DIADEM (Alpha Comae Berenices). Not quite the brightest star in Coma Berenices (Berenices Hair), the Alpha star just loses out to Beta. The prominent portion of Coma Berenices is the beautiful Coma Berenices cluster. Diadem (Alpha) and Beta are both off to the eastern side of the constellation, and neither is a part of the cluster itself (which is 4.4 times farther away). The name "Diadem," a jewelled crown in the hair, is of modern and unknown origin, and is never really used for the Alpha star, which is commonly known just as Alpha Comae. Alpha Comae is a close double star, its two class F (F5) dwarfs (ordinary hydrogen fusing stars) almost identical to each other, very much as are the twin class F0 (and just slightly warmer) stars of Porrima (Gamma Virginis). Their apparent magnitudes of 5.07 together make Alpha Comae a fourth magnitude (4.3) star. The orbit of the pair is almost exactly edge-on, causing the two to appear to move back and forth in a straight line over a period of 25.85 years. At maximum separation they are not quite a second of arc apart, while at close passage (which takes place during the year 2001) they are effectively inseparable. The orbital tilt, however, a mere tenth of a degree against the line of sight, is enough to keep the stars from eclipsing each other. Averaging 12 astronomical units apart (a bit farther than Saturn is from the Sun), they come as close as 6 AU and go as far apart as 19 AU. The closeness of the pair makes distance measure by parallax (the apparent shift in position as the Earth orbits the Sun) from space (with the Hipparcos satellite) nearly impossible. The old ground-based result, however, of 60 light years gives the stars just the luminosities expected of F5 dwarfs, so it must be very close to correct. With temperatures of 6500 Kelvin, Diadem's stars are each 2.5 times brighter than the Sun and have masses about 25 percent greater, their luminosities and temperatures suggesting that they are still quite young. One at least is magnetically active like the Sun, with a rotation period of only 3 days (the fast spin generating the magnetic field). They are close enough in characteristics that they might even evolve together to produce a rare double giant star.
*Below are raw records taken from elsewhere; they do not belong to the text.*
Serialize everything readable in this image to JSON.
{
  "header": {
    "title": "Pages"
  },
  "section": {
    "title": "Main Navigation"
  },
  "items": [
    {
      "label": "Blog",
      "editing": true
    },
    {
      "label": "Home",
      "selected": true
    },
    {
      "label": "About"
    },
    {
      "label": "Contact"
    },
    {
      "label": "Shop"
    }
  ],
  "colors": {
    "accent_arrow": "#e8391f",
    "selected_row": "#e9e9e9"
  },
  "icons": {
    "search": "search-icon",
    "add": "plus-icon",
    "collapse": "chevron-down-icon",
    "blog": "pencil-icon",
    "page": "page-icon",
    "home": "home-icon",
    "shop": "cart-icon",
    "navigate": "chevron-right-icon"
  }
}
Their mutual fate is to be an orbiting pair of identical lower-mass white dwarfs.
Written by Jim Kaler. Return to STARS.